Mayock, who also starred on BC's baseball team, didn't realize how much the NFL Draft would become a focal point of his life in years to come. He only knew that he was caught up in the excitement in April of 1981, as he anticipated being chosen by an NFL team.
"I wound up being a 10th-round pick," Mayock said. "But I very much remember standing at first base for the BC baseball team, hoping that one of my roommates would be running down to tell me that I had been drafted earlier. ESPN had started to televise the draft in the late 1970s and early 1980s, and I have been fascinated by it ever since."
Mayock played briefly in the NFL before injuring his knee. At that point, he wasn't sure what lay ahead.
"I think people assumed I would go into coaching,' Mayock said. "My Dad was a coach, and I was offered a job with the Giants by (then defensive coordinator and special teams coach) Bill Belichick. I decided not to go that avenue. I went into business, but I missed football." Mayock decided to pursue a career in sports broadcasting.
"I knew the odds were against it because I didn't have a big name," Mayock said. "It wasn't like I was Doug Flutie or Dan Marino retiring. I had to work real hard at it locally at first and build a resume. Looking back at it, I am glad I took the time and made the effort."
By the mid-1990s, Mayock had polished his craft and built a reputation as a knowledgeable analyst. He became a familiar face working college football games on ESPN, CBS and NBC. Then, in early 2003, as the NFL prepared to launch its own specialty network, Mayock emerged as one of the names on the short list for the job of NFL Draft analyst.
Programming directors asked Mayock to audition by watching films of college players in action and analyzing their potential as pro prospects.
"They said, `Break it down like you're a pro scout,' " Mayock said. "As the son of a coach, I've been watching tape for a lot of years, so it came very naturally and very easily."
The following day, the NFL Network offered Mayock the draft analyst position.
"They told me I could take the NFL Draft in any direction I wanted and be kind of a one-man scouting operation," Mayock said. "For me, that was kind of like a kid in a candy store. I had access to all this college game tape, and they were telling me I could take it any way I wanted to take it. You give a guy with a Type A personality that type of access ... I couldn't wait to go to work."

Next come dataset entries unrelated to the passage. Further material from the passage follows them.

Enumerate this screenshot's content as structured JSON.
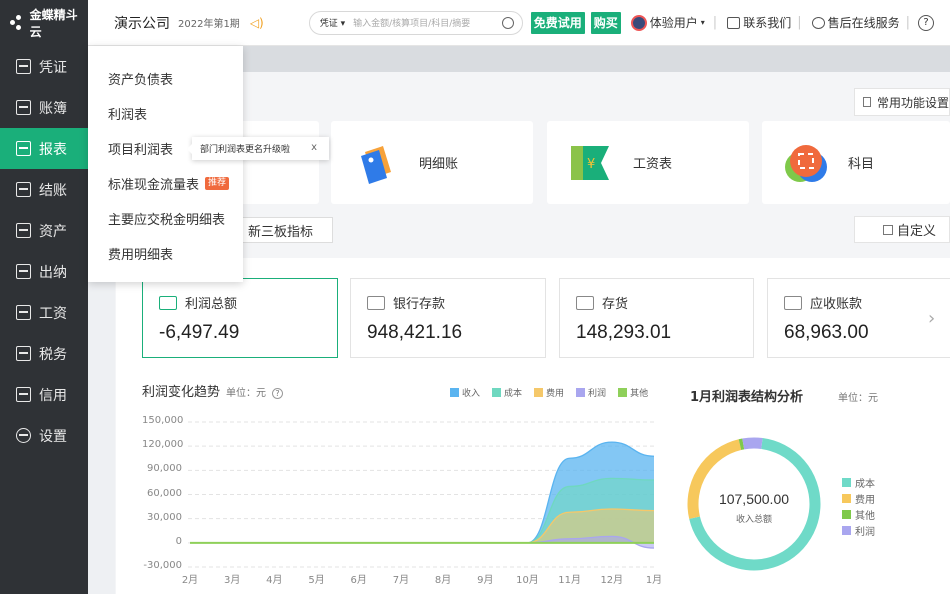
{
  "brand": {
    "name": "金蝶精斗云"
  },
  "sidebar": {
    "items": [
      {
        "label": "凭证",
        "icon": "voucher-icon"
      },
      {
        "label": "账簿",
        "icon": "ledger-icon"
      },
      {
        "label": "报表",
        "icon": "report-icon",
        "active": true
      },
      {
        "label": "结账",
        "icon": "checkout-icon"
      },
      {
        "label": "资产",
        "icon": "asset-icon"
      },
      {
        "label": "出纳",
        "icon": "cashier-icon"
      },
      {
        "label": "工资",
        "icon": "salary-icon"
      },
      {
        "label": "税务",
        "icon": "tax-icon"
      },
      {
        "label": "信用",
        "icon": "credit-icon"
      },
      {
        "label": "设置",
        "icon": "gear-icon"
      }
    ]
  },
  "header": {
    "company": "演示公司",
    "period": "2022年第1期",
    "search": {
      "type": "凭证",
      "placeholder": "输入金额/核算项目/科目/摘要"
    },
    "free_trial": "免费试用",
    "buy": "购买",
    "user": "体验用户",
    "contact": "联系我们",
    "support": "售后在线服务",
    "help": "?"
  },
  "dropdown": {
    "items": [
      {
        "label": "资产负债表"
      },
      {
        "label": "利润表"
      },
      {
        "label": "项目利润表"
      },
      {
        "label": "标准现金流量表",
        "tag": "推荐"
      },
      {
        "label": "主要应交税金明细表"
      },
      {
        "label": "费用明细表"
      }
    ]
  },
  "tooltip": {
    "text": "部门利润表更名升级啦",
    "close": "x"
  },
  "shortcuts": {
    "settings": "常用功能设置",
    "cards": [
      {
        "label": "明细账",
        "icon": "tags-icon"
      },
      {
        "label": "工资表",
        "icon": "salary-sheet-icon"
      },
      {
        "label": "科目",
        "icon": "subject-icon"
      }
    ],
    "sanban": "新三板指标",
    "customize": "自定义"
  },
  "kpis": [
    {
      "label": "利润总额",
      "value": "-6,497.49"
    },
    {
      "label": "银行存款",
      "value": "948,421.16"
    },
    {
      "label": "存货",
      "value": "148,293.01"
    },
    {
      "label": "应收账款",
      "value": "68,963.00"
    }
  ],
  "trend": {
    "title": "利润变化趋势",
    "unit": "单位：元",
    "colors": {
      "收入": "#5ab4f0",
      "成本": "#6fd8c0",
      "费用": "#f5c86a",
      "利润": "#a9a6ef",
      "其他": "#8fd05a"
    }
  },
  "donut": {
    "title": "1月利润表结构分析",
    "unit": "单位：元",
    "center_value": "107,500.00",
    "center_label": "收入总额",
    "colors": {
      "成本": "#6fdac8",
      "费用": "#f7c85c",
      "其他": "#7fc94a",
      "利润": "#a9a6ef"
    }
  },
  "chart_data": [
    {
      "type": "area",
      "title": "利润变化趋势",
      "ylabel": "单位：元",
      "categories": [
        "2月",
        "3月",
        "4月",
        "5月",
        "6月",
        "7月",
        "8月",
        "9月",
        "10月",
        "11月",
        "12月",
        "1月"
      ],
      "yticks": [
        150000,
        120000,
        90000,
        60000,
        30000,
        0,
        -30000
      ],
      "ytick_labels": [
        "150,000",
        "120,000",
        "90,000",
        "60,000",
        "30,000",
        "0",
        "-30,000"
      ],
      "ylim": [
        -30000,
        150000
      ],
      "grid": true,
      "legend": "top-right",
      "series": [
        {
          "name": "收入",
          "values": [
            0,
            0,
            0,
            0,
            0,
            0,
            0,
            0,
            0,
            105000,
            125000,
            107500
          ]
        },
        {
          "name": "成本",
          "values": [
            0,
            0,
            0,
            0,
            0,
            0,
            0,
            0,
            0,
            70000,
            80000,
            78000
          ]
        },
        {
          "name": "费用",
          "values": [
            0,
            0,
            0,
            0,
            0,
            0,
            0,
            0,
            0,
            38000,
            42000,
            40000
          ]
        },
        {
          "name": "利润",
          "values": [
            0,
            0,
            0,
            0,
            0,
            0,
            0,
            0,
            0,
            5000,
            8000,
            -6497.49
          ]
        },
        {
          "name": "其他",
          "values": [
            0,
            0,
            0,
            0,
            0,
            0,
            0,
            0,
            0,
            0,
            0,
            0
          ]
        }
      ]
    },
    {
      "type": "pie",
      "title": "1月利润表结构分析",
      "categories": [
        "成本",
        "费用",
        "其他",
        "利润"
      ],
      "values": [
        78000,
        28000,
        1000,
        5500
      ],
      "legend": "right"
    }
  ]
}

Mayock's job is a year-round one that consists of watching game film, speaking frequently with college and NFL scouts, plus scouting the Senior Bowl in December and NFL Combine in February.
"Then it's kind of a mad dash from there to the draft at the end of April," Mayock said. Mayock has established himself as one of the game's most thorough and accurate draft analysts. But he accepts the fact his reads will not always be universally accepted.
"With today's Internet, it is kind of funny," Mayock said. "A couple of years ago, when I was first starting to do this, my son (Michael, now a freshman defensive back at Villanova) would take it kind of personally when people didn't like what I had to say. I had to tell him just to calm down. You can find a whole lot of opinions out there if you look for them. You just have to be professional and not worry about it."
Mayock looks forward to this weekend, when Boston College plays host to North Carolina. Tar Heel head coach Butch Davis is a close friend from their days of working together at the NFL Network, but Mayock's heart will always be with his alma mater - and for reasons that go beyond football.
"You couldn't just skate through academically," Mayock said. "When I look back at the guys I entered school with as freshmen and where they are now, the thing I am most proud of is that they are good people, good fathers, good husbands, good in their communities. I am really proud of the fact that the university demanded that we become well-rounded individuals."